Read more ›
1 of 1 people found this helpful. Was this review helpful to you? Yes No Sending feedback...
Thank you for your feedback.
Sorry, we failed to record your vote. Please try again.
Report abuse
Format: Audio CD
"You will go into a room together and you will rock."

So promises Tore Johansson, producer of OK Go's sophomore album, "Oh No." And despite their poppy but less than satisfying debut, the powerpop band actually manages to do just that: make people rock. If a few songs didn't strongly resemble other dancerock bands of the moment, it would be "invincible!"

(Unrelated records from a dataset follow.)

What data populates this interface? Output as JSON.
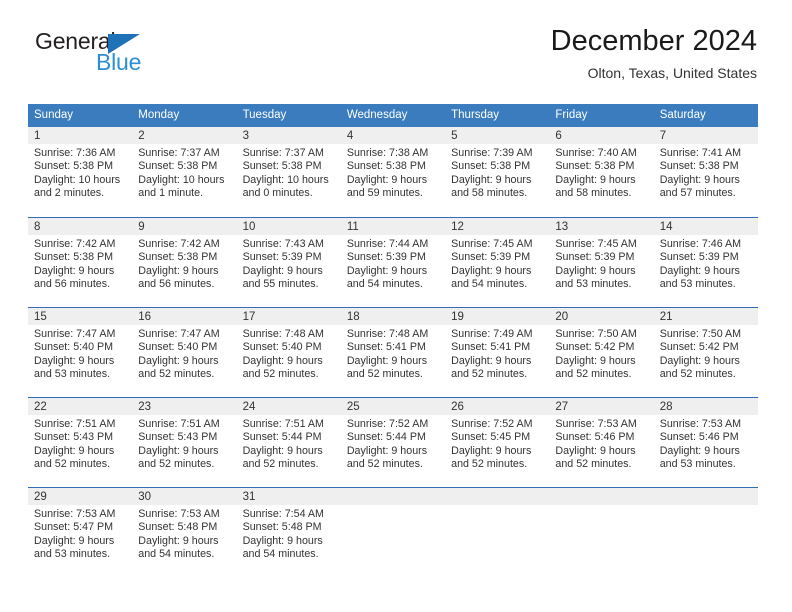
{
  "brand": {
    "name_dark": "General",
    "name_light": "Blue",
    "triangle_color": "#1f72b8",
    "light_color": "#2a8fd4"
  },
  "header": {
    "title": "December 2024",
    "location": "Olton, Texas, United States"
  },
  "calendar": {
    "header_bg": "#3a7cbe",
    "day_band_bg": "#efefef",
    "weekdays": [
      "Sunday",
      "Monday",
      "Tuesday",
      "Wednesday",
      "Thursday",
      "Friday",
      "Saturday"
    ],
    "weeks": [
      [
        {
          "day": "1",
          "sunrise": "Sunrise: 7:36 AM",
          "sunset": "Sunset: 5:38 PM",
          "daylight_1": "Daylight: 10 hours",
          "daylight_2": "and 2 minutes."
        },
        {
          "day": "2",
          "sunrise": "Sunrise: 7:37 AM",
          "sunset": "Sunset: 5:38 PM",
          "daylight_1": "Daylight: 10 hours",
          "daylight_2": "and 1 minute."
        },
        {
          "day": "3",
          "sunrise": "Sunrise: 7:37 AM",
          "sunset": "Sunset: 5:38 PM",
          "daylight_1": "Daylight: 10 hours",
          "daylight_2": "and 0 minutes."
        },
        {
          "day": "4",
          "sunrise": "Sunrise: 7:38 AM",
          "sunset": "Sunset: 5:38 PM",
          "daylight_1": "Daylight: 9 hours",
          "daylight_2": "and 59 minutes."
        },
        {
          "day": "5",
          "sunrise": "Sunrise: 7:39 AM",
          "sunset": "Sunset: 5:38 PM",
          "daylight_1": "Daylight: 9 hours",
          "daylight_2": "and 58 minutes."
        },
        {
          "day": "6",
          "sunrise": "Sunrise: 7:40 AM",
          "sunset": "Sunset: 5:38 PM",
          "daylight_1": "Daylight: 9 hours",
          "daylight_2": "and 58 minutes."
        },
        {
          "day": "7",
          "sunrise": "Sunrise: 7:41 AM",
          "sunset": "Sunset: 5:38 PM",
          "daylight_1": "Daylight: 9 hours",
          "daylight_2": "and 57 minutes."
        }
      ],
      [
        {
          "day": "8",
          "sunrise": "Sunrise: 7:42 AM",
          "sunset": "Sunset: 5:38 PM",
          "daylight_1": "Daylight: 9 hours",
          "daylight_2": "and 56 minutes."
        },
        {
          "day": "9",
          "sunrise": "Sunrise: 7:42 AM",
          "sunset": "Sunset: 5:38 PM",
          "daylight_1": "Daylight: 9 hours",
          "daylight_2": "and 56 minutes."
        },
        {
          "day": "10",
          "sunrise": "Sunrise: 7:43 AM",
          "sunset": "Sunset: 5:39 PM",
          "daylight_1": "Daylight: 9 hours",
          "daylight_2": "and 55 minutes."
        },
        {
          "day": "11",
          "sunrise": "Sunrise: 7:44 AM",
          "sunset": "Sunset: 5:39 PM",
          "daylight_1": "Daylight: 9 hours",
          "daylight_2": "and 54 minutes."
        },
        {
          "day": "12",
          "sunrise": "Sunrise: 7:45 AM",
          "sunset": "Sunset: 5:39 PM",
          "daylight_1": "Daylight: 9 hours",
          "daylight_2": "and 54 minutes."
        },
        {
          "day": "13",
          "sunrise": "Sunrise: 7:45 AM",
          "sunset": "Sunset: 5:39 PM",
          "daylight_1": "Daylight: 9 hours",
          "daylight_2": "and 53 minutes."
        },
        {
          "day": "14",
          "sunrise": "Sunrise: 7:46 AM",
          "sunset": "Sunset: 5:39 PM",
          "daylight_1": "Daylight: 9 hours",
          "daylight_2": "and 53 minutes."
        }
      ],
      [
        {
          "day": "15",
          "sunrise": "Sunrise: 7:47 AM",
          "sunset": "Sunset: 5:40 PM",
          "daylight_1": "Daylight: 9 hours",
          "daylight_2": "and 53 minutes."
        },
        {
          "day": "16",
          "sunrise": "Sunrise: 7:47 AM",
          "sunset": "Sunset: 5:40 PM",
          "daylight_1": "Daylight: 9 hours",
          "daylight_2": "and 52 minutes."
        },
        {
          "day": "17",
          "sunrise": "Sunrise: 7:48 AM",
          "sunset": "Sunset: 5:40 PM",
          "daylight_1": "Daylight: 9 hours",
          "daylight_2": "and 52 minutes."
        },
        {
          "day": "18",
          "sunrise": "Sunrise: 7:48 AM",
          "sunset": "Sunset: 5:41 PM",
          "daylight_1": "Daylight: 9 hours",
          "daylight_2": "and 52 minutes."
        },
        {
          "day": "19",
          "sunrise": "Sunrise: 7:49 AM",
          "sunset": "Sunset: 5:41 PM",
          "daylight_1": "Daylight: 9 hours",
          "daylight_2": "and 52 minutes."
        },
        {
          "day": "20",
          "sunrise": "Sunrise: 7:50 AM",
          "sunset": "Sunset: 5:42 PM",
          "daylight_1": "Daylight: 9 hours",
          "daylight_2": "and 52 minutes."
        },
        {
          "day": "21",
          "sunrise": "Sunrise: 7:50 AM",
          "sunset": "Sunset: 5:42 PM",
          "daylight_1": "Daylight: 9 hours",
          "daylight_2": "and 52 minutes."
        }
      ],
      [
        {
          "day": "22",
          "sunrise": "Sunrise: 7:51 AM",
          "sunset": "Sunset: 5:43 PM",
          "daylight_1": "Daylight: 9 hours",
          "daylight_2": "and 52 minutes."
        },
        {
          "day": "23",
          "sunrise": "Sunrise: 7:51 AM",
          "sunset": "Sunset: 5:43 PM",
          "daylight_1": "Daylight: 9 hours",
          "daylight_2": "and 52 minutes."
        },
        {
          "day": "24",
          "sunrise": "Sunrise: 7:51 AM",
          "sunset": "Sunset: 5:44 PM",
          "daylight_1": "Daylight: 9 hours",
          "daylight_2": "and 52 minutes."
        },
        {
          "day": "25",
          "sunrise": "Sunrise: 7:52 AM",
          "sunset": "Sunset: 5:44 PM",
          "daylight_1": "Daylight: 9 hours",
          "daylight_2": "and 52 minutes."
        },
        {
          "day": "26",
          "sunrise": "Sunrise: 7:52 AM",
          "sunset": "Sunset: 5:45 PM",
          "daylight_1": "Daylight: 9 hours",
          "daylight_2": "and 52 minutes."
        },
        {
          "day": "27",
          "sunrise": "Sunrise: 7:53 AM",
          "sunset": "Sunset: 5:46 PM",
          "daylight_1": "Daylight: 9 hours",
          "daylight_2": "and 52 minutes."
        },
        {
          "day": "28",
          "sunrise": "Sunrise: 7:53 AM",
          "sunset": "Sunset: 5:46 PM",
          "daylight_1": "Daylight: 9 hours",
          "daylight_2": "and 53 minutes."
        }
      ],
      [
        {
          "day": "29",
          "sunrise": "Sunrise: 7:53 AM",
          "sunset": "Sunset: 5:47 PM",
          "daylight_1": "Daylight: 9 hours",
          "daylight_2": "and 53 minutes."
        },
        {
          "day": "30",
          "sunrise": "Sunrise: 7:53 AM",
          "sunset": "Sunset: 5:48 PM",
          "daylight_1": "Daylight: 9 hours",
          "daylight_2": "and 54 minutes."
        },
        {
          "day": "31",
          "sunrise": "Sunrise: 7:54 AM",
          "sunset": "Sunset: 5:48 PM",
          "daylight_1": "Daylight: 9 hours",
          "daylight_2": "and 54 minutes."
        },
        {
          "day": "",
          "sunrise": "",
          "sunset": "",
          "daylight_1": "",
          "daylight_2": ""
        },
        {
          "day": "",
          "sunrise": "",
          "sunset": "",
          "daylight_1": "",
          "daylight_2": ""
        },
        {
          "day": "",
          "sunrise": "",
          "sunset": "",
          "daylight_1": "",
          "daylight_2": ""
        },
        {
          "day": "",
          "sunrise": "",
          "sunset": "",
          "daylight_1": "",
          "daylight_2": ""
        }
      ]
    ]
  }
}
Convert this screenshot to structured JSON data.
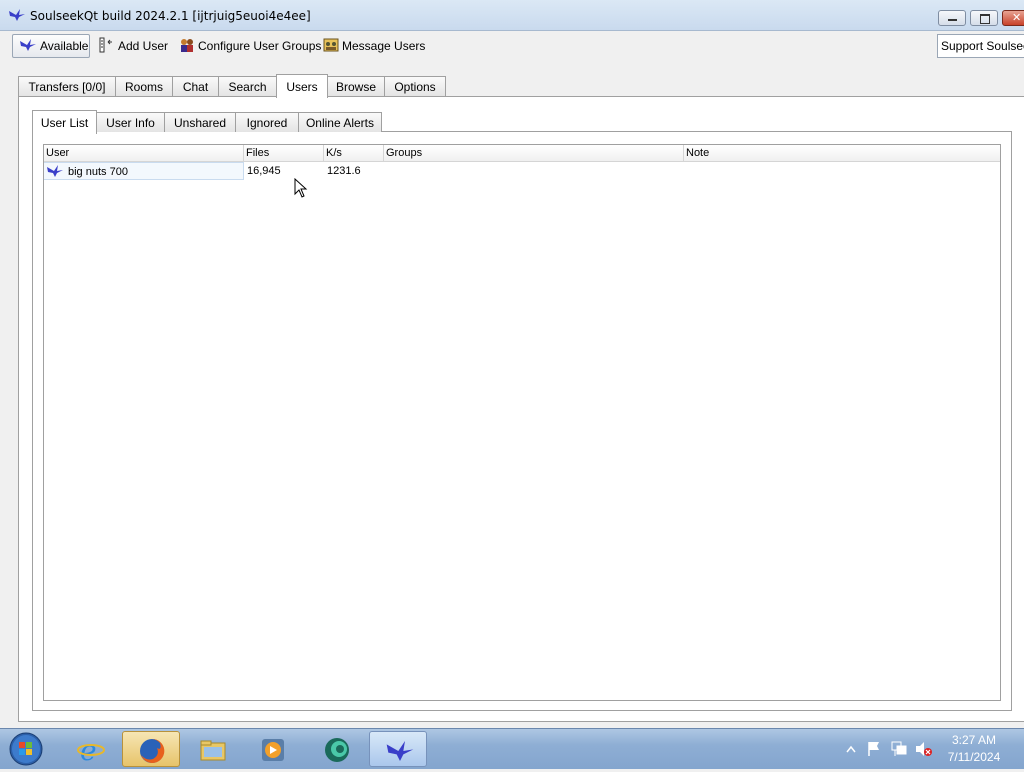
{
  "window": {
    "title": "SoulseekQt build 2024.2.1 [ijtrjuig5euoi4e4ee]"
  },
  "toolbar": {
    "status_label": "Available",
    "add_user_label": "Add User",
    "configure_groups_label": "Configure User Groups",
    "message_users_label": "Message Users",
    "support_label": "Support Soulseek"
  },
  "main_tabs": [
    {
      "label": "Transfers [0/0]"
    },
    {
      "label": "Rooms"
    },
    {
      "label": "Chat"
    },
    {
      "label": "Search"
    },
    {
      "label": "Users",
      "active": true
    },
    {
      "label": "Browse"
    },
    {
      "label": "Options"
    }
  ],
  "sub_tabs": [
    {
      "label": "User List",
      "active": true
    },
    {
      "label": "User Info"
    },
    {
      "label": "Unshared"
    },
    {
      "label": "Ignored"
    },
    {
      "label": "Online Alerts"
    }
  ],
  "user_table": {
    "columns": [
      "User",
      "Files",
      "K/s",
      "Groups",
      "Note"
    ],
    "rows": [
      {
        "user": "big nuts 700",
        "files": "16,945",
        "speed": "1231.6",
        "groups": "",
        "note": ""
      }
    ]
  },
  "taskbar": {
    "time": "3:27 AM",
    "date": "7/11/2024"
  },
  "colors": {
    "titlebar": "#c9daee",
    "taskbar": "#8eaed4",
    "soulseek_bird": "#3a3fc9"
  }
}
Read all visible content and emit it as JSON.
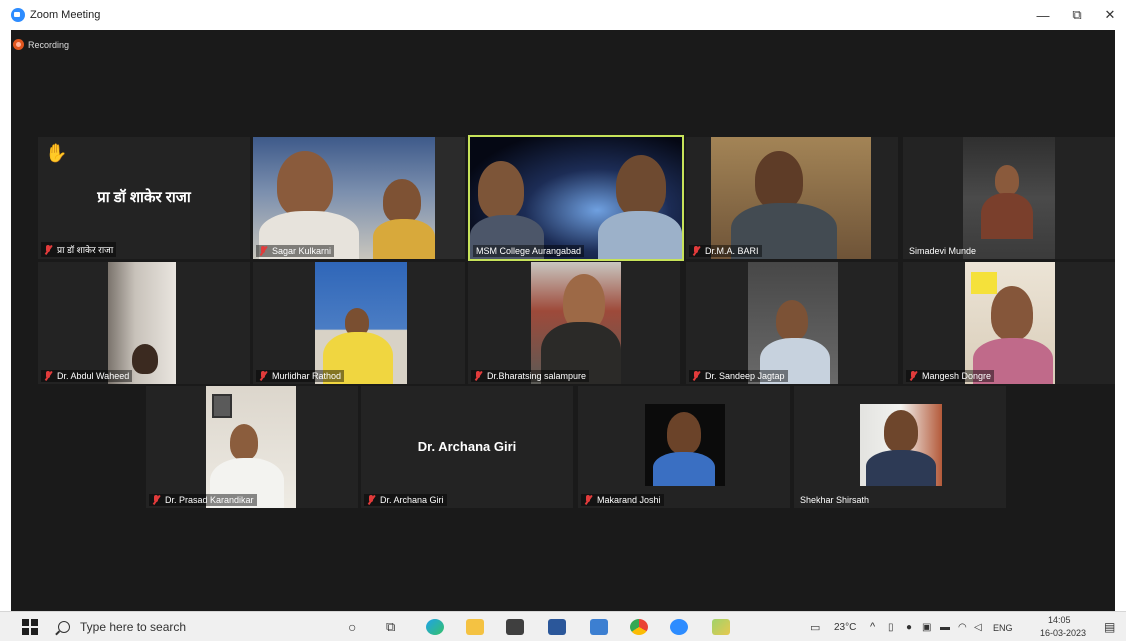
{
  "window": {
    "title": "Zoom Meeting",
    "minimize": "—",
    "maximize": "⧉",
    "close": "✕"
  },
  "meeting": {
    "recording_label": "Recording",
    "featured_center_name": "प्रा डॉ शाकेर राजा",
    "participants": [
      {
        "name": "प्रा डॉ शाकेर राजा",
        "muted": true,
        "hand_raised": true
      },
      {
        "name": "Sagar Kulkarni",
        "muted": true
      },
      {
        "name": "MSM College Aurangabad",
        "muted": false,
        "active_speaker": true
      },
      {
        "name": "Dr.M.A. BARI",
        "muted": true
      },
      {
        "name": "Simadevi Munde",
        "muted": false
      },
      {
        "name": "Dr. Abdul Waheed",
        "muted": true
      },
      {
        "name": "Murlidhar Rathod",
        "muted": true
      },
      {
        "name": "Dr.Bharatsing salampure",
        "muted": true
      },
      {
        "name": "Dr. Sandeep Jagtap",
        "muted": true
      },
      {
        "name": "Mangesh Dongre",
        "muted": true
      },
      {
        "name": "Dr. Prasad Karandikar",
        "muted": true
      },
      {
        "name": "Dr. Archana Giri",
        "muted": true
      },
      {
        "name": "Makarand Joshi",
        "muted": true
      },
      {
        "name": "Shekhar Shirsath",
        "muted": false
      }
    ],
    "archana_center_name": "Dr. Archana Giri"
  },
  "taskbar": {
    "search_placeholder": "Type here to search",
    "weather": "23°C",
    "language": "ENG",
    "time": "14:05",
    "date": "16-03-2023"
  }
}
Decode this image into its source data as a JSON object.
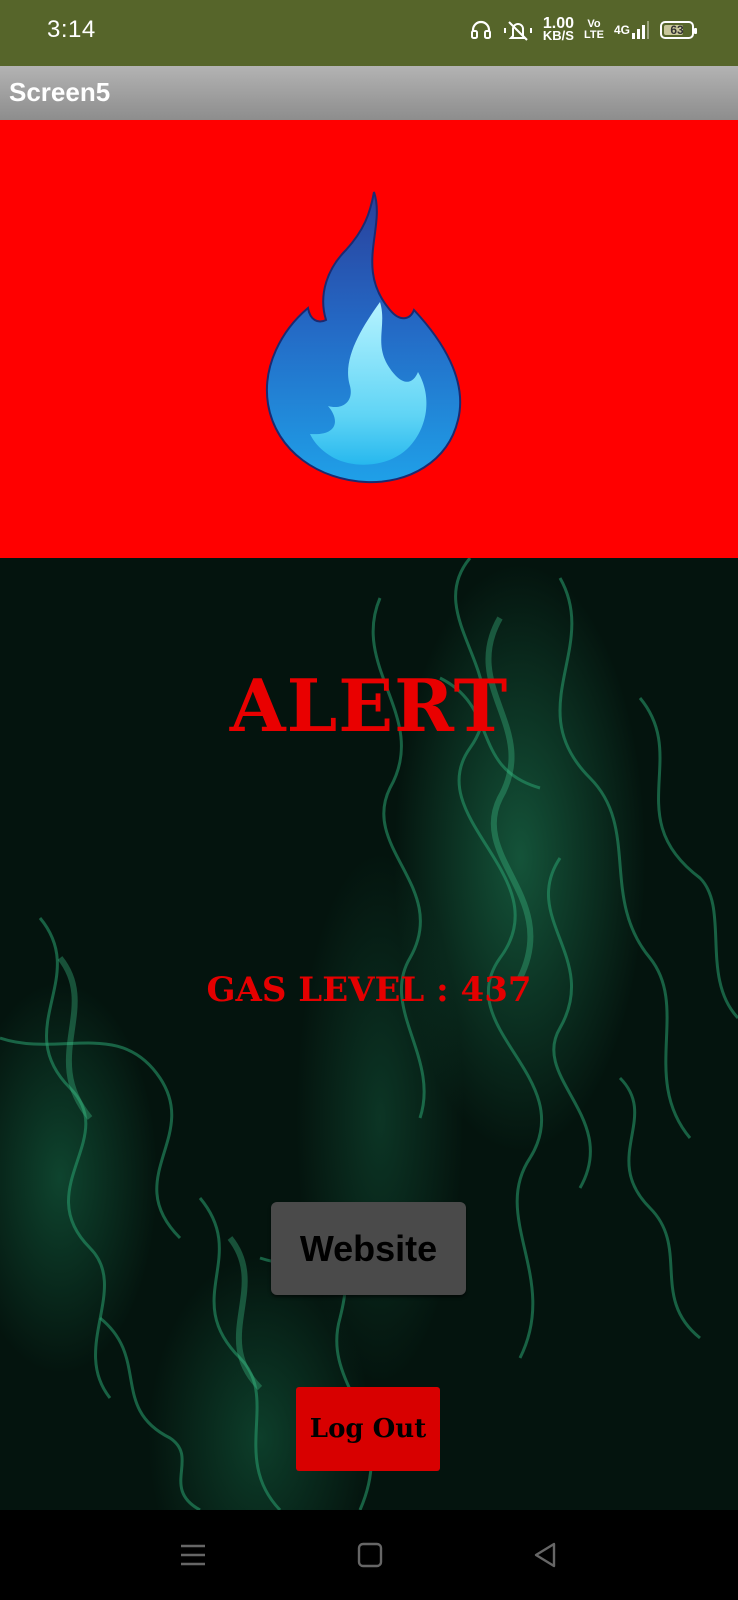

The album kicks off with two of the best songs on it: the sinuous, muscular "Invincible" and energetic rock-stomp of "Do What You Want." These songs are catchy, rough and gloriously rock-y. Pretty good replay value too -- despite the oft-repeated phrase "come on come on!", vocalist Damian Kulash keeps the sound fresh.

Until about the halfway point of the album, OK Go continues this energetic dancerock sound, churning out one excellent song after another. But alas, their best material is used at the start, and is followed by some songs that sound a bit too like the Futureheads and Franz Ferdinand. Not surprising, when one considers that Johansson also produced Franz Ferdinand's debut.

The last half is not terrible by any stretch, merely not great; the second stretch of songs lack that explosive, muscular style in the first. And what is WITH that half-hour "bonus" track that has nothing except the odd rustle?

It's a credit to OK Go's dancerock capability that they can overcome the strong Franz Ferdinand vibes that permeate a few of the songs. They have actually become better since their debut album, downplaying the keyboard in favour of thick mats of guitar and bass. As a makeover, moving from powerpop to dancerock is a pretty inspired one.
Read more ›
Was this review helpful to you? Yes No Sending feedback...
Thank you for your feedback.
Sorry, we failed to record your vote. Please try again.
Report abuse
By A Customer on Sept. 28 2005
Format: Audio CD
definately a good album! Seriously, who doesn't feel like getting up and dancing when they see the video for A Million Ways? They've got such an infectious rhythm and awesome guitars, it's really hard not to like the album. The CD is diversified, containing some upbeat stuff and some more mellow-ey type stuff. The last track is confusing though, what's up with that?
Was this review helpful to you? Yes No Sending feedback...
Thank you for your feedback.
Sorry, we failed to record your vote. Please try again.
Report abuse
Format: Audio CD
This album really surprised me. I bought it because of the song Here it Goes Again, but none of the other tracks sound like it. I thought these guys sound like a preppy, indie Pearl Jam (Mixed in with a touch of The Fray) and it was a nice combination. One of my favourite albums of the year, it has slow songs and faster indie rock songs as well.
Was this review helpful to you? Yes No Sending feedback...
Thank you for your feedback.
Sorry, we failed to record your vote. Please try again.
Report abuse

Look for similar items by category


Feedback